09-01-2011, 06:20 AM
Joined: Aug 2008
Location: Albany Western Australia
I've had dinner so back to the keyboard.
The welcoming rays of the next morning’s sunrise unfortunately revealed a flat rear tyre on the TT350. To say that I was annoyed at my incompetence in pinching the tube when putting it in the previous evening would be an understatement. Unleashing a few swear words makes a bloke feel better for sure and in this case they proved effective. After repairing the tube the long and winding road beckoned us once more to head east.
The long and winding road.
A good bit of riding saw us once again on the coast and reaching Red Rocks Point, but not before a Kamikaze roo launched itself into Fred’s Husky. It left a bit of blood as a calling card but both marsupial and Husky pilot escaped relatively unscathed. I questioned Fred as to wether he had “exploded the exhaust box at him” (****). The coastal track from the point to the border was a beauty winding in amongst dunes then across Samphire clay flats and so on. I was enjoying the ride until stopping and just about falling over when putting my feet down. The surface was slippery! Ignorance is bliss as they say. So it was from then on, a case of again “go soothingly on the grease mud, for there lurks the skid demon”.
Navigation equipment can't get you around a roo.
The sun had set by the time we reached the Western Australia/ South Australia border at Border Village, back on the Eyre Highway. We had made it to the half way point with very little bitumen being traversed and only a few wayward marsupials to contend with. At the border there were many other motorcyclists who had ridden to the same venue from the western or eastern parts of the continent. These silly buggers then intended to turn around and head back in the direction from hence they had come. We partook of beers with them and later, across the road around a campfire, a friendly fellow by the name of Harry forced us to commit cerebral damage by offering to fill our stubbies with some port flavored nectar that issued forth from a five liter plastic Jerrycan!
Remnants from a pre-multicultural Australia struggle with 21st century technology.
‘Twas a late start the next day, but no matter, we were now heading back to the west and the sun was also going in the same direction. In keeping with our theme of avoiding paved surfaces, or indeed the “raising of the hand by a Policeman” (*****), we turned north at Eucla and followed an old coach road to Madura. Its notable features were the large holes near the track and tall grass in places making it almost invisible. We camped in the vicinity of Madura before once again joining the road trains and caravans travelling along the Eyre Highway.
Not a good campsite.
Mc found some wire.
"Little Madura Pass"
Here we go again.
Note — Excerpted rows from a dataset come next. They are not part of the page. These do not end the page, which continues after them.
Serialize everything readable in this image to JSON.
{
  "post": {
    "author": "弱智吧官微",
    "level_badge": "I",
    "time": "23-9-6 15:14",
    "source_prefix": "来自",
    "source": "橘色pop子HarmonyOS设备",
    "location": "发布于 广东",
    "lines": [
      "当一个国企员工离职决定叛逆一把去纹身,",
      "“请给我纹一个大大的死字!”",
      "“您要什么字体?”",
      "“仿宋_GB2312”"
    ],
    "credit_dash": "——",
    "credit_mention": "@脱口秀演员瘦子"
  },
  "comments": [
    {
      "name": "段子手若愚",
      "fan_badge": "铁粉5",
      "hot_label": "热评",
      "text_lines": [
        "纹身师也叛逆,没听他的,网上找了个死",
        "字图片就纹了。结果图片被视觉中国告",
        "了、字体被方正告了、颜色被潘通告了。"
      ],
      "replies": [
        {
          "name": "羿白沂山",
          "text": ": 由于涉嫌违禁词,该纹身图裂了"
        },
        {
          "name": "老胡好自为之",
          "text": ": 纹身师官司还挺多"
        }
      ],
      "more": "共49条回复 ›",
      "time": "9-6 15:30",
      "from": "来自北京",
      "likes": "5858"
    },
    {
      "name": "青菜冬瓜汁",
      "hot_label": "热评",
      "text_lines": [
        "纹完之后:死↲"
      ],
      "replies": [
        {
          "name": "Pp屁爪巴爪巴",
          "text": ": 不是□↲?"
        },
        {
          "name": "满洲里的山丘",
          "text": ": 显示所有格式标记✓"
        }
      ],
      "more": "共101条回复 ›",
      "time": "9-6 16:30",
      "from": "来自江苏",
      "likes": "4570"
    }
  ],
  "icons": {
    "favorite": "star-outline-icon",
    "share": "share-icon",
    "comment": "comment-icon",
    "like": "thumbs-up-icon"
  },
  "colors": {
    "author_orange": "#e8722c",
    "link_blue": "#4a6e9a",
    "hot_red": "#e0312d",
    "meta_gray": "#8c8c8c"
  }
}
The repaired tube on the TT350 eventually failed enroute to Balladonia so it was time for some more lever work on the road side. Riding motorcycles in the bush is a good way to develop hands that make it look like you’re a “working man”! Arriving at Balladonia it was almost time to camp, but after some discussion we decided to head south on a bit more dirt. This was an arse puckering traverse as the old skid demon was once again on the lurk. We pulled up at dusk at an old stone station building. It had been tidied up a bit by the owners and visitors welcome to stay. After a day of cool and sometimes wet riding it was a pleasure to crank up the open fireplace and enjoy the luxury of the great indoors.
Nice little still life arrangements.
Another old station building on the way back. Plastic Jerrycan panniers worked well.
The last bit of dirt.
This is probably the last time I'll use these panniers. They are not tough enough to handle the type of country I often ride through.
The final day was uneventful as we continued on our way home to our respective abodes via the south coast town of Esperance. All in all an excellent bit of riding, jockeys and sickles all intact, with only a few flesh wounds and minor bruising as evidence to show our loved ones. In effect we were able to “place our jolly dream on the seat of our motorcycles and have a good ride”.
Honda Safety Rules
Taken from a 1962, Honda Motor Cycle Owner's Manual. Translated by Honda
for the "American Motorcycle Rider"
"If you read this manual fully you will be able to place your jolly dream on the seat of your motorcycle and have a good ride”.
1. At the rise of the hand by Policeman, stop rapidly. Do not pass him by or otherwise disrespect him.
2. When a passenger of the foot, hooves in sight, tootel the horn trumpet
melodiously at first. If he still obstacles your passage, tootel him with
vigor and express by word of mouth, warning Hi, Hi.
3. Beware of the wandering horse that he shall not take fright as you pass
him. Do not explode the exhaust box at him. Go soothingly by.
4. Give big space to the festive dog that makes sport in roadway. Avoid
entanglement of dog with wheel spokes.
5. Go soothingly on the grease mud, as there lurks the skid demon! Press
the brake foot as you roll around the corners, and save the collapse and